Douglas County School Board:
Douglas County, Colo. is the first school district in the U.S. to offer vouchers so its own students can attend private schools. So the Nov. 5 school board election, with four members up for re-election, is especially important.
The district is not the typical majority-minority urban district where decades of struggles prompted desperate parents to push for alternatives and major reforms. No, Douglas County is a white, affluent suburb of Denver with high-achieving students and an 87.4 percent high school graduation rate.
Simply put, it is not the sort of place you’d expect innovation in education. But in a bid to achieve even higher goals, the school board added vouchers to its list of high quality options. The response: intense fire from local and national unions; challengers who promise to roll back all the reforms; money pouring in from around the state and country; and charges of a Republican coup in a nonpartisan election process (the county is heavily Republican).
It remains to be seen what voters think. But support for the incumbents is cropping up in unexpected places. The Denver Post editorial board even wrote a column favorable to the reformers, urging voters to keep them and the innovation. Hopefully, a majority will give the incumbents credit for a progressive vision for a 21st century school district – a place where leaders worry more about student achievement than who runs the schools where students attend.
Schools Matter Blog:
In a recent article, John Thomson of Schools Matter called into question research highlighted in Michael Petrilli’s piece “Rain of Error.” Thomson called Petrilli’s source a “compendium of pro-voucher studies” and its claims about the positive individual and systemic effects of vouchers an “exaggeration.”
The source was a Friedman Foundation report, “A Win-Win,” which includes a collection of ALL the random assignment studies on vouchers. Random assignment studies are the gold-standard of scientific research. (Note: Non-random assignment studies on the impact of vouchers were excluded from the Friedman report. These studies are more mixed, but generally find small positive impacts from vouchers.)
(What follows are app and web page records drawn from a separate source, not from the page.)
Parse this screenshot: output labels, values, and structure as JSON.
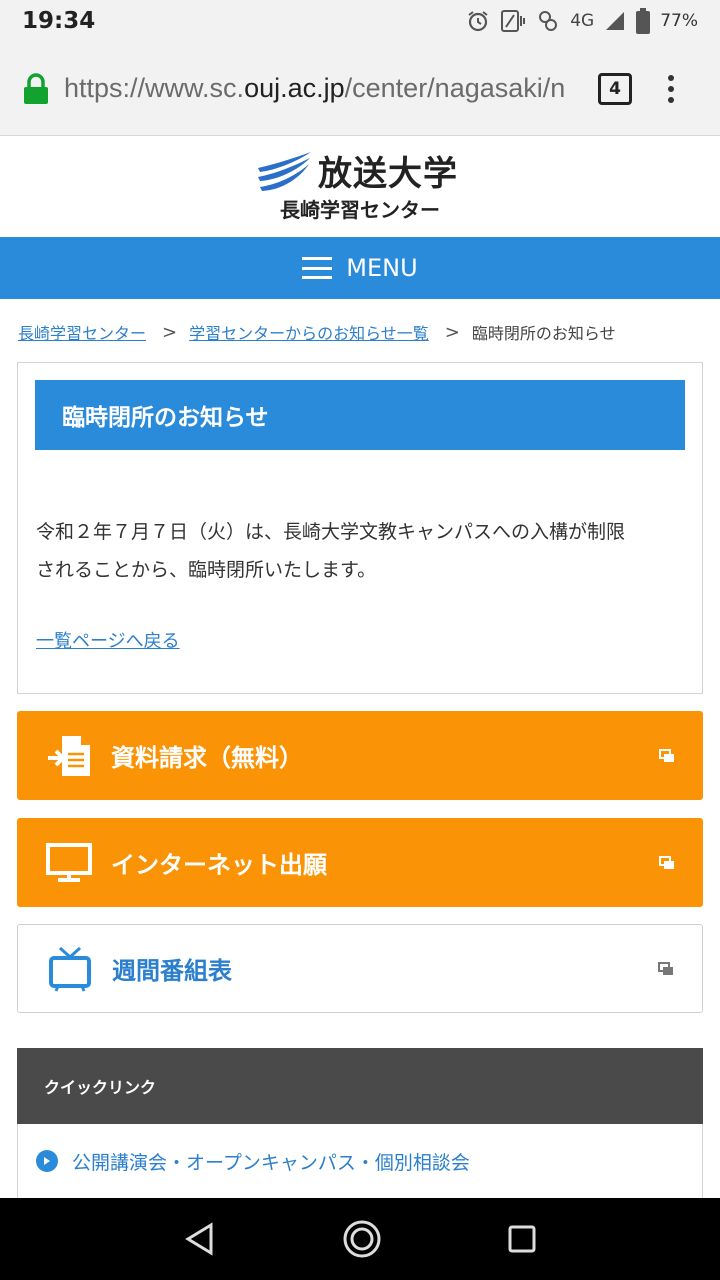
{
  "status": {
    "time": "19:34",
    "network": "4G",
    "battery": "77%"
  },
  "browser": {
    "url_scheme": "https://www.sc.",
    "url_host": "ouj.ac.jp",
    "url_path": "/center/nagasaki/n",
    "tab_count": "4"
  },
  "site": {
    "logo_title": "放送大学",
    "logo_subtitle": "長崎学習センター",
    "menu_label": "MENU",
    "brand_color": "#2b8bdb"
  },
  "breadcrumb": {
    "items": [
      "長崎学習センター",
      "学習センターからのお知らせ一覧",
      "臨時閉所のお知らせ"
    ],
    "separator": ">"
  },
  "article": {
    "title": "臨時閉所のお知らせ",
    "body_line1": "令和２年７月７日（火）は、長崎大学文教キャンパスへの入構が制限",
    "body_line2": "されることから、臨時閉所いたします。",
    "back_link": "一覧ページへ戻る"
  },
  "actions": [
    {
      "label": "資料請求（無料）",
      "icon": "document-request-icon",
      "color": "#fb9306"
    },
    {
      "label": "インターネット出願",
      "icon": "monitor-icon",
      "color": "#fb9306"
    },
    {
      "label": "週間番組表",
      "icon": "tv-icon",
      "color": "#ffffff"
    }
  ],
  "quick_links": {
    "heading": "クイックリンク",
    "items": [
      "公開講演会・オープンキャンパス・個別相談会"
    ]
  }
}
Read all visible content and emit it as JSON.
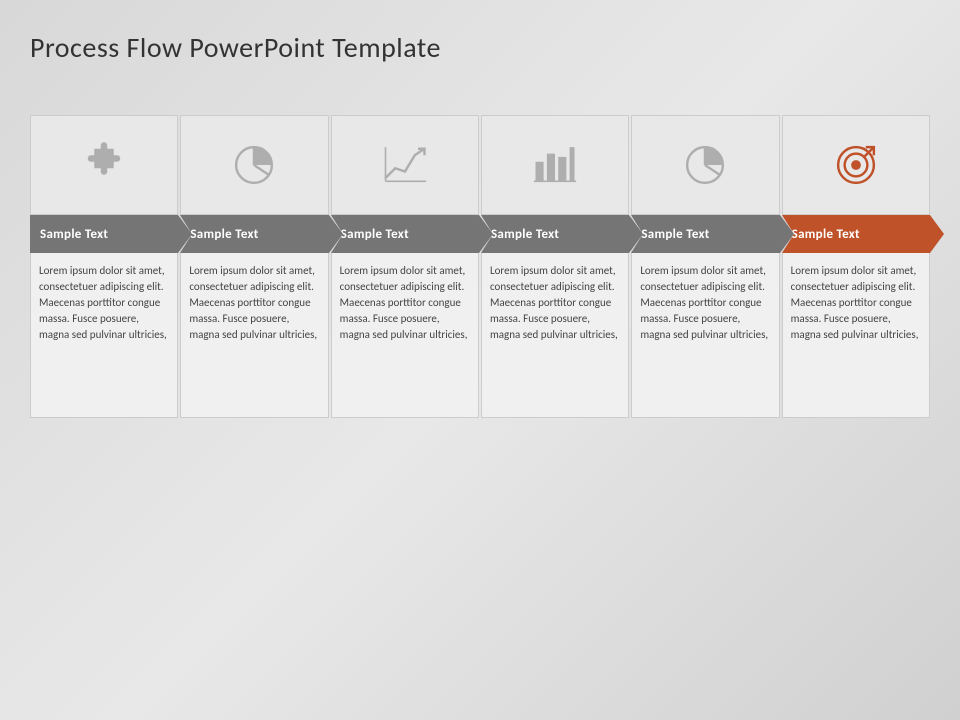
{
  "title": "Process Flow PowerPoint Template",
  "steps": [
    {
      "id": 1,
      "label": "Sample Text",
      "icon": "puzzle",
      "isLast": false,
      "isFirst": true,
      "body": "Lorem ipsum dolor sit amet, consectetuer adipiscing elit. Maecenas porttitor congue massa. Fusce posuere, magna sed pulvinar ultricies,"
    },
    {
      "id": 2,
      "label": "Sample Text",
      "icon": "pie",
      "isLast": false,
      "isFirst": false,
      "body": "Lorem ipsum dolor sit amet, consectetuer adipiscing elit. Maecenas porttitor congue massa. Fusce posuere, magna sed pulvinar ultricies,"
    },
    {
      "id": 3,
      "label": "Sample Text",
      "icon": "linechart",
      "isLast": false,
      "isFirst": false,
      "body": "Lorem ipsum dolor sit amet, consectetuer adipiscing elit. Maecenas porttitor congue massa. Fusce posuere, magna sed pulvinar ultricies,"
    },
    {
      "id": 4,
      "label": "Sample Text",
      "icon": "barchart",
      "isLast": false,
      "isFirst": false,
      "body": "Lorem ipsum dolor sit amet, consectetuer adipiscing elit. Maecenas porttitor congue massa. Fusce posuere, magna sed pulvinar ultricies,"
    },
    {
      "id": 5,
      "label": "Sample Text",
      "icon": "pie2",
      "isLast": false,
      "isFirst": false,
      "body": "Lorem ipsum dolor sit amet, consectetuer adipiscing elit. Maecenas porttitor congue massa. Fusce posuere, magna sed pulvinar ultricies,"
    },
    {
      "id": 6,
      "label": "Sample Text",
      "icon": "target",
      "isLast": true,
      "isFirst": false,
      "body": "Lorem ipsum dolor sit amet, consectetuer adipiscing elit. Maecenas porttitor congue massa. Fusce posuere, magna sed pulvinar ultricies,"
    }
  ]
}
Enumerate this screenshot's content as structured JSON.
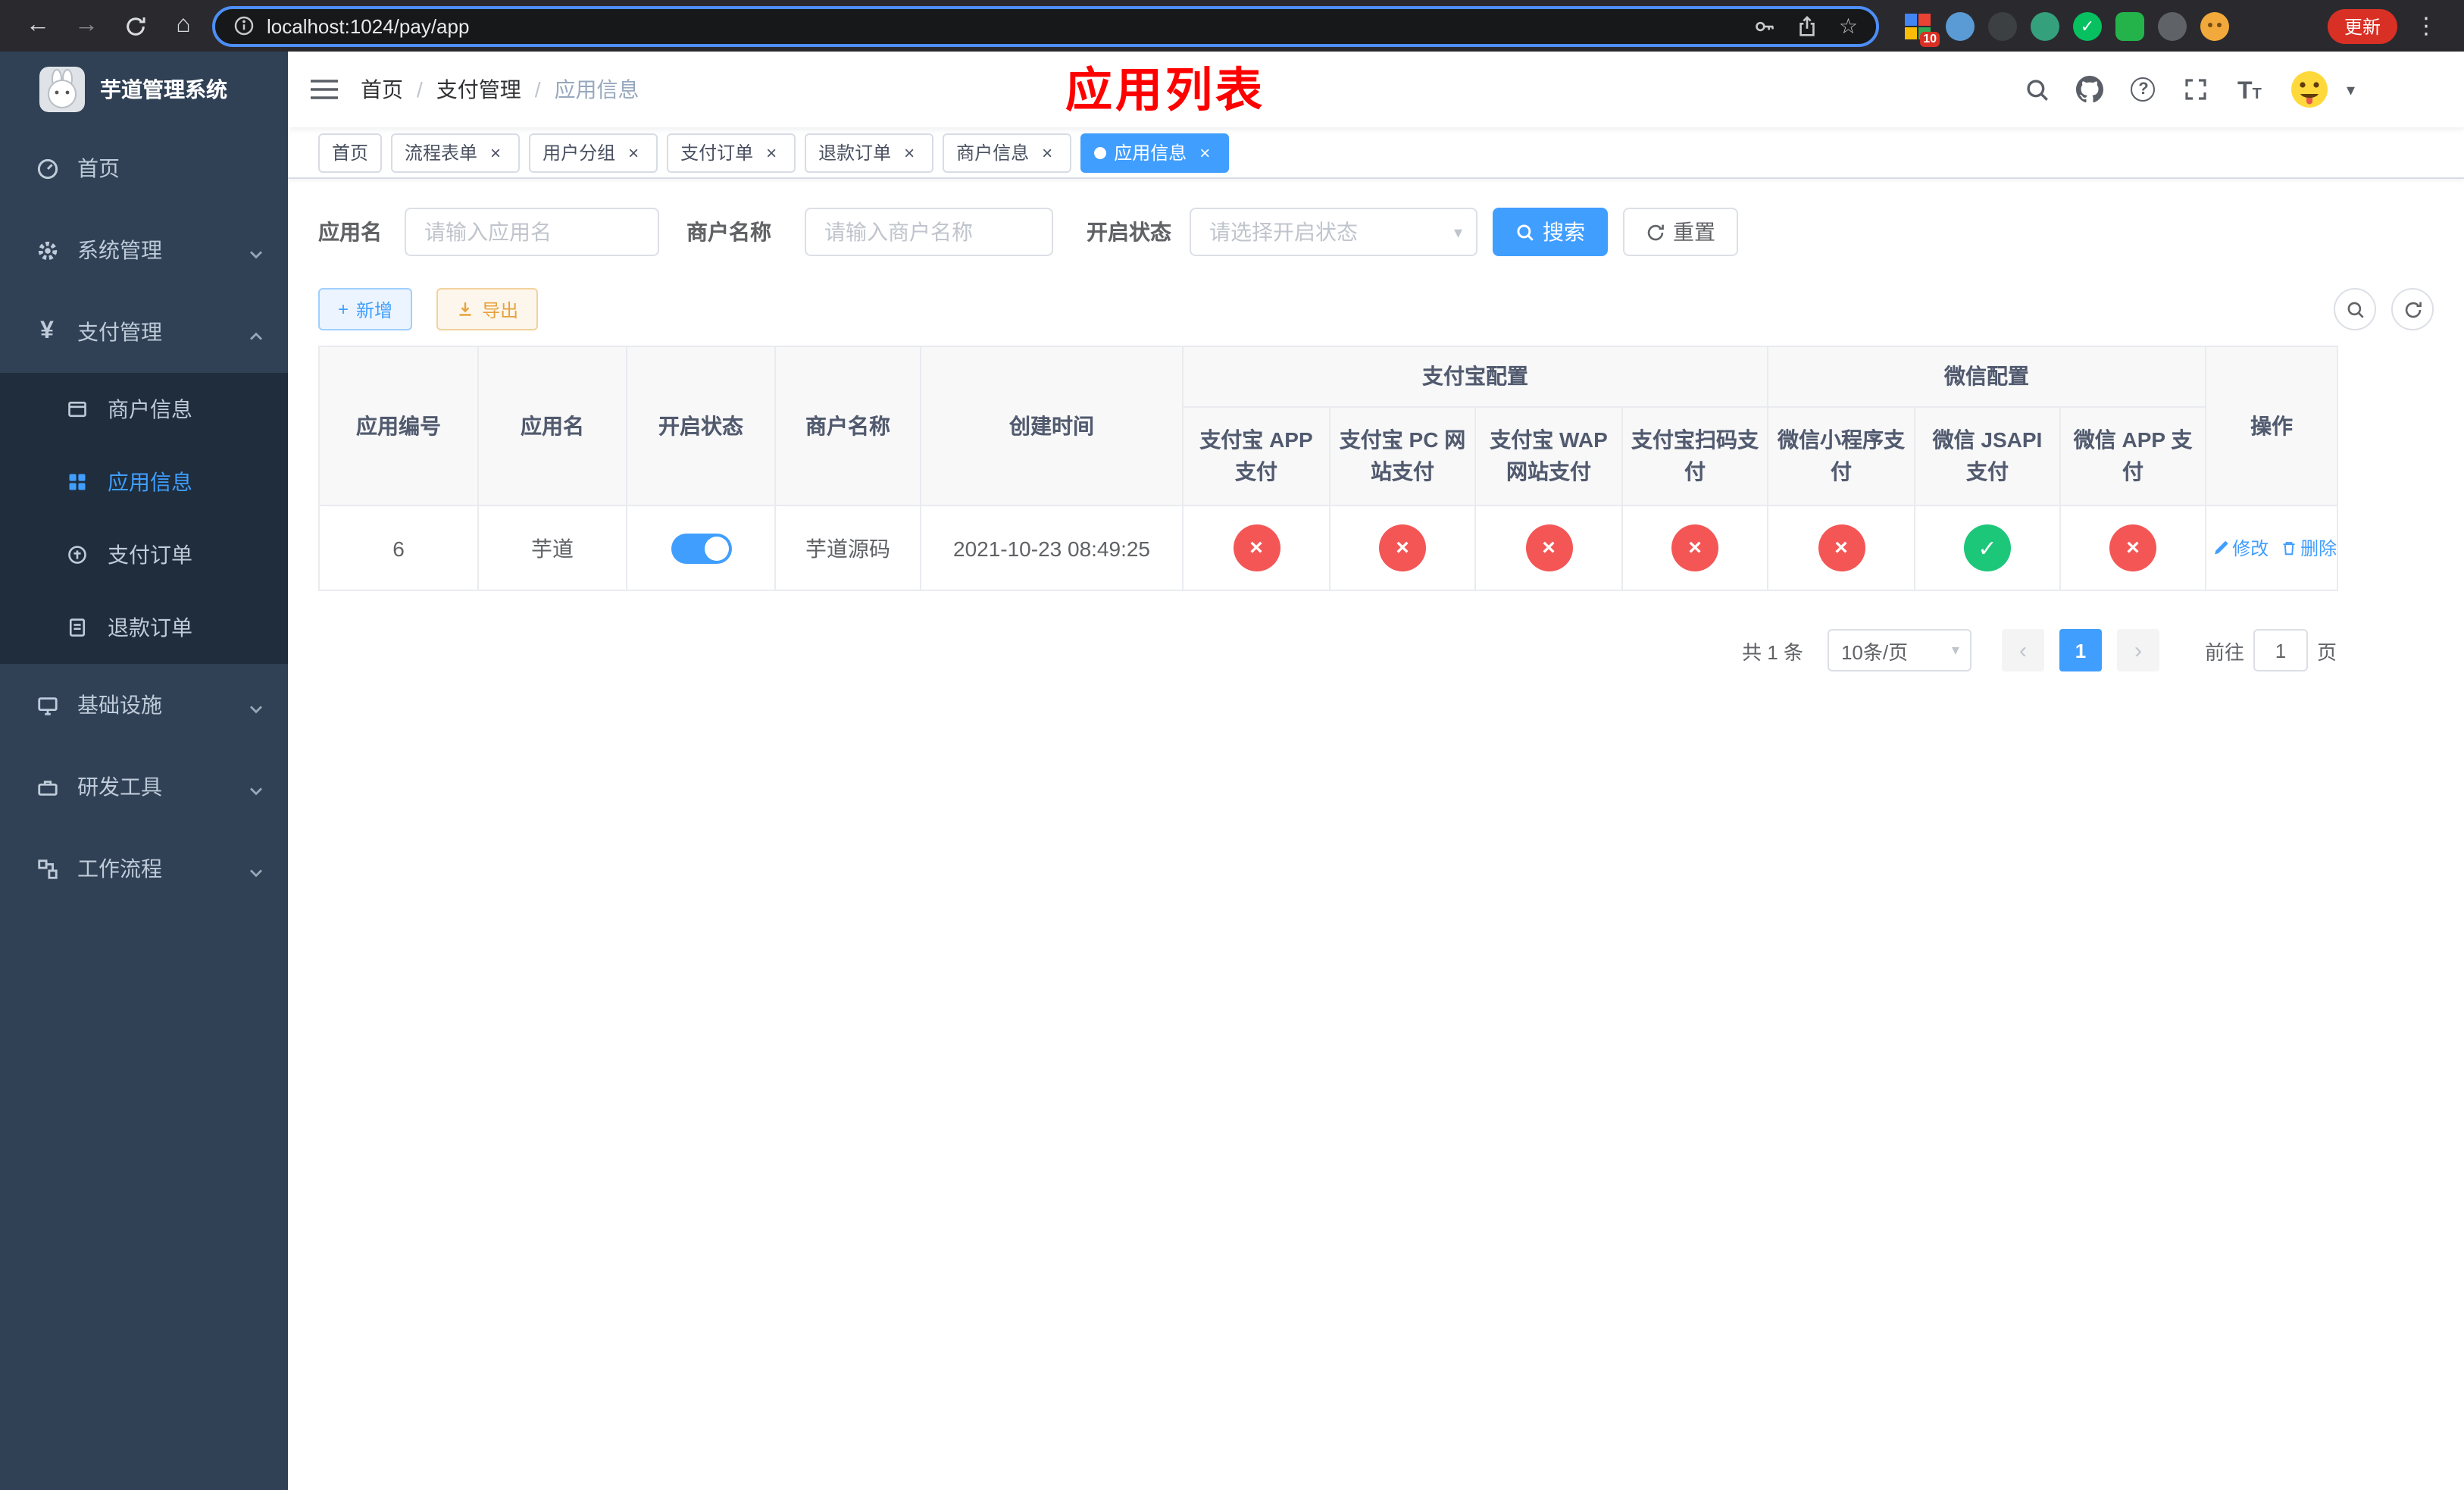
{
  "colors": {
    "primary": "#409eff",
    "danger": "#f45656",
    "success": "#1dc779",
    "warning": "#e6a23c",
    "annotation": "#ff0000",
    "sidebar_bg": "#304156",
    "submenu_bg": "#1f2d3d"
  },
  "icons": {
    "back": "←",
    "forward": "→",
    "home": "⌂",
    "star": "☆",
    "kebab": "⋮",
    "caret_down": "▾",
    "close": "×",
    "plus": "+",
    "check": "✓",
    "cross": "×",
    "prev": "‹",
    "next": "›",
    "question": "?",
    "currency": "¥",
    "font_large": "T",
    "font_small": "T",
    "wechat_check": "✓"
  },
  "browser": {
    "url": "localhost:1024/pay/app",
    "update_button": "更新",
    "extension_badge": "10"
  },
  "sidebar": {
    "title": "芋道管理系统",
    "items": [
      {
        "label": "首页"
      },
      {
        "label": "系统管理"
      },
      {
        "label": "支付管理"
      },
      {
        "label": "基础设施"
      },
      {
        "label": "研发工具"
      },
      {
        "label": "工作流程"
      }
    ],
    "submenu": [
      {
        "label": "商户信息"
      },
      {
        "label": "应用信息"
      },
      {
        "label": "支付订单"
      },
      {
        "label": "退款订单"
      }
    ]
  },
  "header": {
    "breadcrumb": [
      {
        "label": "首页"
      },
      {
        "label": "支付管理"
      },
      {
        "label": "应用信息"
      }
    ],
    "separator": "/",
    "annotation": "应用列表"
  },
  "tabs": [
    {
      "label": "首页"
    },
    {
      "label": "流程表单"
    },
    {
      "label": "用户分组"
    },
    {
      "label": "支付订单"
    },
    {
      "label": "退款订单"
    },
    {
      "label": "商户信息"
    },
    {
      "label": "应用信息"
    }
  ],
  "filters": {
    "app_name_label": "应用名",
    "app_name_placeholder": "请输入应用名",
    "merchant_label": "商户名称",
    "merchant_placeholder": "请输入商户名称",
    "status_label": "开启状态",
    "status_placeholder": "请选择开启状态",
    "search_button": "搜索",
    "reset_button": "重置"
  },
  "toolbar": {
    "add_button": "新增",
    "export_button": "导出"
  },
  "table": {
    "columns": [
      "应用编号",
      "应用名",
      "开启状态",
      "商户名称",
      "创建时间",
      "操作"
    ],
    "groups": [
      {
        "label": "支付宝配置",
        "columns": [
          "支付宝 APP 支付",
          "支付宝 PC 网站支付",
          "支付宝 WAP 网站支付",
          "支付宝扫码支付"
        ]
      },
      {
        "label": "微信配置",
        "columns": [
          "微信小程序支付",
          "微信 JSAPI 支付",
          "微信 APP 支付"
        ]
      }
    ],
    "row": {
      "id": "6",
      "name": "芋道",
      "status_on": true,
      "merchant": "芋道源码",
      "created": "2021-10-23 08:49:25",
      "configs": [
        "error",
        "error",
        "error",
        "error",
        "error",
        "success",
        "error"
      ],
      "edit_label": "修改",
      "delete_label": "删除"
    }
  },
  "pagination": {
    "total": "共 1 条",
    "page_size": "10条/页",
    "page": "1",
    "goto_label": "前往",
    "goto_value": "1",
    "goto_suffix": "页"
  }
}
The Friedman report also reviewed studies on the “systemic effects” of vouchers (that is, how vouchers impact public schools) but only included reports which were “empirical studies using any scientific method.” Thus, lower quality studies were excluded.
The bottom line: The Friedman review found the reports overwhelmingly found small but positive gains for voucher participants, and that public schools improve when vouchers were an option for students.
Not convinced by Petrilli’s sources, Thomson hunts for his own and finds three “reputable” studies from the Institute for Education Studies, the Chicago Federal Reserve and the National Center for Education Statistics. Thompson says these studies support the claims of Diane Ravitch, not Petrilli or the Friedman Foundation.
Interestingly, two of the authors cited by Thomson (Cecilia Rouse and Patrick A. Wolf) had other research reviewed by Friedman (that source of exaggeration, remember?). Their other, random assignment research found statistically significant gains for at least one subgroup using vouchers.
One of the three studies cited by Thomson actually has nothing to do with vouchers (it’s a 2006 study about public vs. private schools). Another simply looks to discover what type of student exits the Milwaukee voucher program and concludes that vouchers work well for some, but not all students.
The only one that can remotely come close to supporting Ravitch is the one 2008 by the Chicago Federal Reserve. A literature review on school choice, it claims the research on vouchers is “mixed.”
(By the way, Diane Ravitch doesn’t use the word “mixed” to describe the research. In a recent interview with Sara Scribner, Ravitch claimed “vouchers have absolutely no impact on student achievement.”)
The Chicago Federal Reserve review includes a small assortment of voucher research of varying degrees of quality, and does not explain why certain studies were selected and others left out. It also examined fewer studies than the Friedman report criticized by Thomson.
Nevertheless, it actually found generally positive effects for voucher participants, and for public schools impacted by vouchers. That is the opposite of what Thomson claims.
Grade: In Need of Improvement